Mexican authorities angry over treatment of nationals
From what's being shown on TV reports here, seems like Mexicans are being held in medieval dungeons in China. Canadian students under H1N1 quarantine in that country may be getting good treatment, according to my colleague Bill Schiller, but not so Mexicans. Media reports here are full of what happened to an AeroMexico planeload of Mexicans who arrived on the weekend in Beijing, to be whisked by ambulance to a hotel and quarantined for swine flu. Last night, television reports showed conditions in one hotel with filthy bathrooms, no water, poor food and confinement so difficult, one woman said over the telephone: "We're being treated as if we have the plague." (I apologize for lack of TV links; I'm far from the capital and holding on to my Internet connection by a thread.)
The Mexican government has chartered an AeroMexico plane to rescue and estimated 70 tourists from Beijing, Shanghai, Guangzhou and Hong Kong, opening up the flight to any Mexican who wants to get out of China. There will be huge celebrations when it arrives tomorrow afternoon at the international airport in the capital.
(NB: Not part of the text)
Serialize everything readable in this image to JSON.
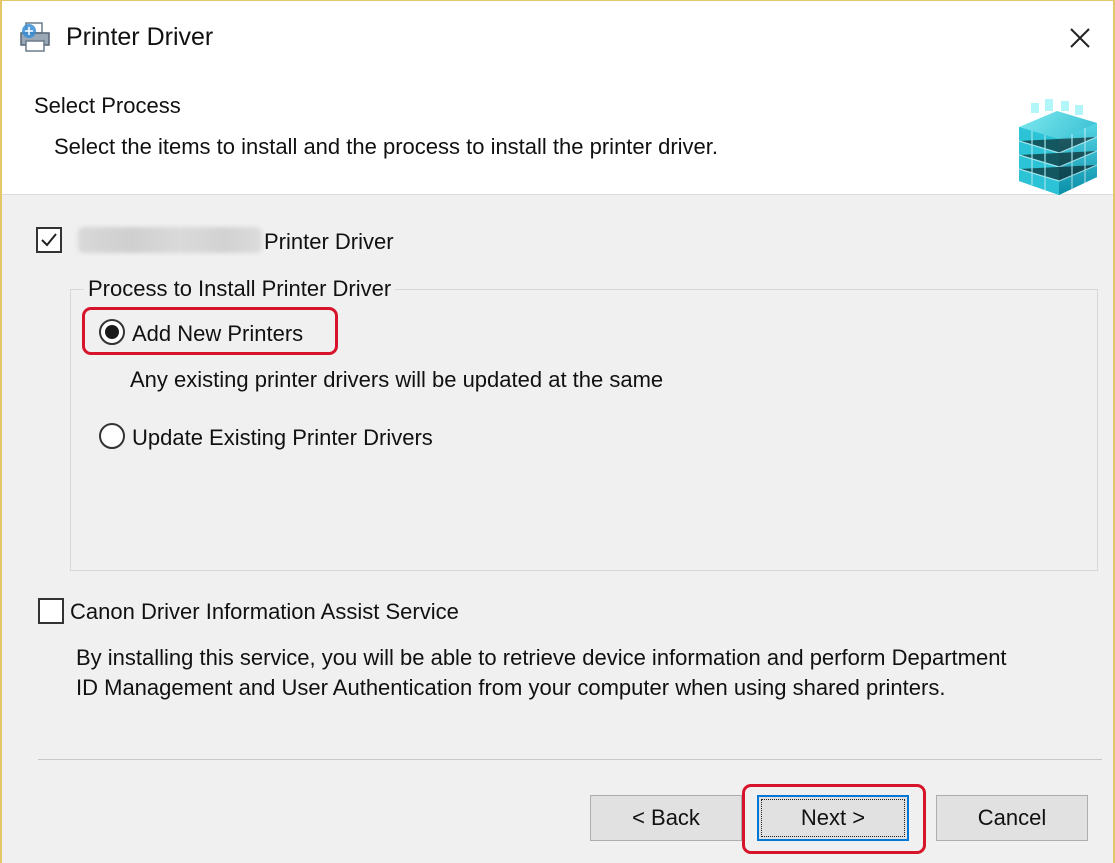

Anger has been building in this country for days over how Mexico is being treated. Several countries have cancelled flights - Peru, Ecuador, Cuba and Argentina. Cuba is a special irritant because Mexico has been one of the country's staunchest supporters against the U.S. embargo. Argentinian Ambassador Jorge Yoma apologized yesterday, but many Mexicans shrugged it off, believing (to generalize wildly) Argentinians feel superior to them at the best of times. There are reports of verbal aggression against Mexicans in the U.S. and officials refer to unwarranted discrimination and a special xenophobic paranoia against Mexicans abroad. There's a diplomatic row with China, with complaints yesterday at the United Nations.
These feelings of being discriminated against always seem close to the surface here - a sense the rest of the world doesn't regard Mexico or its citizens with respect. This will not be forgotten.
It is worth noting country-by-country media charts on swine flu reaction show the government of Canada has acted well, issuing only a travel advisory against travel to Mexico. President Felipe Calderon speaks often of co-operation with both U.S. President Barack Obama and PM Stephen Harper.
* * *
From my own swine flu coverage diary, Friday was a special day. Photographer Carlos Osorio and I arrived in Acapulco by the seat of our pants to file on Toronto Star deadline. Just as we signed on to the Internet at our hotel, an earthquake struck near Acapulco. Not serious in terms of loss of life, but it knocked us off the Internet. Naturally, I took it personally. Sure, said editors on the desk about my late file: an earthquake.
* * *
Now that things are returning to relative normality in this country - schools opening either tomorrow or next Monday - Mexicans can return to wrestling and boxing news and the soap opera craze that is so important. It's great, for example, to know Mexican-American boxing icon Cesar Chavez has launched a new energy drink.
Personally, I am thrilled Alma Rebelde has regained its rightful importance in life. I too agree Ana Cristina is as arrogant as she is beautiful.